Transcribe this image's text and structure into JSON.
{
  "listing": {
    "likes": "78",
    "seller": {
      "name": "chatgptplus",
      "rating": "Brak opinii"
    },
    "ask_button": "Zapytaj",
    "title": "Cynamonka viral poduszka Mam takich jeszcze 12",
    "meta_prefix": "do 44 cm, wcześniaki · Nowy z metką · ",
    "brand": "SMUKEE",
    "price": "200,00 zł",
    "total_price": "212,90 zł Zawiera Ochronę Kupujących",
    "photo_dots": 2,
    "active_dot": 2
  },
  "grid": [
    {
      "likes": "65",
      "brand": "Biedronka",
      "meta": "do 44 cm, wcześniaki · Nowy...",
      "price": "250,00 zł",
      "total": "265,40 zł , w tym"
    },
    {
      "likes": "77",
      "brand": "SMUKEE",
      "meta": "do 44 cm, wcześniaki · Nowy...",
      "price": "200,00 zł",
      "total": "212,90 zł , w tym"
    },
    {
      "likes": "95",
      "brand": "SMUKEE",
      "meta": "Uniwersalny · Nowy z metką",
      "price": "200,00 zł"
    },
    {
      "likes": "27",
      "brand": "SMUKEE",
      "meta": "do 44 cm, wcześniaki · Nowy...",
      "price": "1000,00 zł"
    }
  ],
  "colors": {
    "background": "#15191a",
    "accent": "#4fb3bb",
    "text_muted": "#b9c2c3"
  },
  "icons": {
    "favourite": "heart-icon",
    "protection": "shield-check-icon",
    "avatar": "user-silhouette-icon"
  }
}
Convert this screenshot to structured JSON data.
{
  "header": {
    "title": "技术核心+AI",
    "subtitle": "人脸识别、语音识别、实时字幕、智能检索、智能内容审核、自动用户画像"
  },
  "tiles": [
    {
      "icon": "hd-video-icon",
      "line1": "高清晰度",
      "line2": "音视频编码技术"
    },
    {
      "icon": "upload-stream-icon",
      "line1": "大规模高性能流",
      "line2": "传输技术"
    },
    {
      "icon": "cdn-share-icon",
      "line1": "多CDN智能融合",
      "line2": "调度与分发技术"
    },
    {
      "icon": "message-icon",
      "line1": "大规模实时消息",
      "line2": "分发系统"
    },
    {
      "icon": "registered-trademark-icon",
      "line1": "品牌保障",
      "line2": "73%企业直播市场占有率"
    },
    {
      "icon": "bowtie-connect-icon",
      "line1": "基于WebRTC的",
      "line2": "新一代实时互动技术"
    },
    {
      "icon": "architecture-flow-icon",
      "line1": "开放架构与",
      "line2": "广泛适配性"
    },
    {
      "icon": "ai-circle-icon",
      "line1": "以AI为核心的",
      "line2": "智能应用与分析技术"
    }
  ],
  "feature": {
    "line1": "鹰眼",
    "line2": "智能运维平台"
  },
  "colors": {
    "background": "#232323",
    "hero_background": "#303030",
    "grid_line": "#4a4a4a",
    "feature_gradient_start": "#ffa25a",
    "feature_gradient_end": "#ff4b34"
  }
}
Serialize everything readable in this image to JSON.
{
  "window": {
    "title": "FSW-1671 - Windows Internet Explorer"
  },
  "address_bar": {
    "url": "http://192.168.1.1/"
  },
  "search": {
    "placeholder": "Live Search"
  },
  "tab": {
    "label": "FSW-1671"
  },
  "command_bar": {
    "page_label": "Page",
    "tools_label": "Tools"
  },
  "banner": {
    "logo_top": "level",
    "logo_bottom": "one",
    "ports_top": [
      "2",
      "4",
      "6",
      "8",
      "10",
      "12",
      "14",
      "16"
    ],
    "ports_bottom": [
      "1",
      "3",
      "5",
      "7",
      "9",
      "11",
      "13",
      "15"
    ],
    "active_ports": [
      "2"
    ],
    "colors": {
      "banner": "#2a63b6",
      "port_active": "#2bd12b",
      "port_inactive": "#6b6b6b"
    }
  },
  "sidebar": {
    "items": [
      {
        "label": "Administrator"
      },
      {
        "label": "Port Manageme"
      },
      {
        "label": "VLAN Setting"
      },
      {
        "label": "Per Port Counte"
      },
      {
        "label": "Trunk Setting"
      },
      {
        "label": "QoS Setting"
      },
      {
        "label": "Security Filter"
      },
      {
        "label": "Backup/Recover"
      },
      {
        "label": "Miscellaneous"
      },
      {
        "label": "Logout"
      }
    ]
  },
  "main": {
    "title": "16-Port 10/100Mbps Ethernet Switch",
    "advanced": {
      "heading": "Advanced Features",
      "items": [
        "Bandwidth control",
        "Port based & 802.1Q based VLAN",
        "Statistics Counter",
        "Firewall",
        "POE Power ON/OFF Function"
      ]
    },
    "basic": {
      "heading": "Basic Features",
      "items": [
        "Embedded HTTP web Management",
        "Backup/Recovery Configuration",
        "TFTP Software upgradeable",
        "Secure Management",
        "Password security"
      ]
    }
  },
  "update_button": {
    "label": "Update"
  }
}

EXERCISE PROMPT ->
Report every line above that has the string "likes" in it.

COMPLETED EXERCISE ->
    "likes": "78",
      "likes": "65",
      "likes": "77",
      "likes": "95",
      "likes": "27",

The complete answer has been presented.